    is uninstalled and reinstalled, can make sense. The classic example is limits on
    shareware: if your application is designed to be used for thirty days without
    payment, you don’t want the user to get another thirty days just by reinstalling
    it. In this case, you’ll want to persist (and probably encrypt) the starting
    date somewhere. Note, though, that not removing your information from the
    computer at uninstallation time may violate the guidelines for various logo
    programs.

The Problems of Programming Persistence

After you’ve determined the information that your application will persist,
there are two main implementation details to consider: where to persist
information, and how to structure the persistence layer in the application.

There are a wide variety of places that you can persist information: in the
Registry, in disk files (whether ones of your own design, or old INI files) or
in a database – and that’s just on Windows. There are several factors you need
to consider when determining where to persist user information:

  • Is your application used by multiple users? Do you need to keep them from
    “stepping on each other” by overwriting persisted information?
  • Is the information sensitive? Does it need to be encrypted to protect the
    user’s privacy or security?
  • Is your application already using a data store (such as a database) for
    other data storage? Can you leverage this to persist user information with
    minimal code?
  • Is your application used by non-administrative users? Can these users open
    the store you’ve chosen?
  • Is your application used by roaming users? Does your chosen data store roam
    with these users so that they get their preferences wherever they log on?

Whatever you choose, I urge you to make use of any persistence features built
in to your operating system and coding environment. Don’t reinvent the wheel if
there are good facilities available. If you’re working with Microsoft .NET, for
example, take a look at the Isolated Storage feature, which automatically
handles security and roaming issues for you across all of the supported Windows
operating systems.

Finally, some advice on structuring your persistence layer:

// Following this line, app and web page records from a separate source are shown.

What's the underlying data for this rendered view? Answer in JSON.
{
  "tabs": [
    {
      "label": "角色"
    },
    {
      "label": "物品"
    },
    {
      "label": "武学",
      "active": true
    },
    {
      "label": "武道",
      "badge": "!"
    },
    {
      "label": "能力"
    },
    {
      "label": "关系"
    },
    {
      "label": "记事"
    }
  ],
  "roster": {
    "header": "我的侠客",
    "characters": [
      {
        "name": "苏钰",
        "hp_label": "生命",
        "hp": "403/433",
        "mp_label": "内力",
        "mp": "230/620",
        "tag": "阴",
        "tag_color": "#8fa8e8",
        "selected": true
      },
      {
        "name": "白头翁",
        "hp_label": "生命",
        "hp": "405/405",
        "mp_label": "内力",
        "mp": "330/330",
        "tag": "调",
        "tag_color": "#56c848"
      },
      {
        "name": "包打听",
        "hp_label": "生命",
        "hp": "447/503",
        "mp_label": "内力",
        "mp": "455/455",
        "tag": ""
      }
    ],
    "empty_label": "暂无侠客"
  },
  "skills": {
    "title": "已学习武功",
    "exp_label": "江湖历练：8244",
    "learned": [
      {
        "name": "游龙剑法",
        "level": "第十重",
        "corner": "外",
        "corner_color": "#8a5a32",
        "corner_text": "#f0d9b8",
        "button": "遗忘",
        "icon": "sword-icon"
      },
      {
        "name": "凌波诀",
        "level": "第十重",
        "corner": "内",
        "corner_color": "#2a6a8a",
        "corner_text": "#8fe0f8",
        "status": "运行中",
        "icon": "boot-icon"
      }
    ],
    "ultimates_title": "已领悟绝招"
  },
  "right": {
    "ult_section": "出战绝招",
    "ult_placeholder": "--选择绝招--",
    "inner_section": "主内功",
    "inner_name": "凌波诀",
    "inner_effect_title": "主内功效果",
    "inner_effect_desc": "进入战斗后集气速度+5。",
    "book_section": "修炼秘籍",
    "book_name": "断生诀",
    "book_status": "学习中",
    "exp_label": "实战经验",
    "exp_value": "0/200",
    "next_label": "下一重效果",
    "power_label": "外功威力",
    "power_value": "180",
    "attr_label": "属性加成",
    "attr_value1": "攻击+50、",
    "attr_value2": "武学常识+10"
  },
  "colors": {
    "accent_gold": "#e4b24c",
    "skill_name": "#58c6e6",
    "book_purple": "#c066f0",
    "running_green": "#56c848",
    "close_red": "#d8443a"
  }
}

  • First, whatever you do, do create a persistence layer that presents
    an abstract view of persistence to your application, and hides the
    implementation details. This will allow you the freedom to change the underlying
    storage medium without rewriting the rest of the application.
  • You’ll usually want to read the persistent information at startup and write
    it out at shutdown. Be sure you take into account all code paths out of the
    application; if something goes wrong, and the application needs to exit
    abnormally, you should still persist information if possible.
  • Always assume that the data isn’t actually persisted when you’re reading it
    in. That is, if the call to read the data fails for any reason, you should
    supply good defaults to the application.
  • When you’re running in debug mode, add checks to make sure that persisted
    information has reasonable values. This will help shake out bugs where you’re
    saving the wrong information.

The Benefits of Proper Persistence

Why go through all this bother when you’re designing a new application? The
answer is simple: users expect applications to be intelligently
persistent. Properly implementing persistence translates into an easier to use
application with happier users. Ultimately that translates to either sales or
job security (or both!) for the developer. Look at it this way: having an
application without persistence is like going out to sleep every night at a
hotel. The furniture is always in the same place when you get there, whether you
like it or not. Wouldn’t you rather sleep at home, where you’ve moved the couch
and the bed to just the right spots, and they stay there when you’re away?
That’s what persistence can do for your applications: make the user feel right
at home.

About the Author

Mike Gunderloy is the author of over 20 books and numerous articles on
development topics, and the lead developer for Larkware. Check out his MCAD 70-305, MCAD
70-306, and MCAD 70-310 Training Guides from Que Publishing. When he’s not
writing code, Mike putters in the garden on his farm in eastern Washington
state.

Latest Posts

Related Stories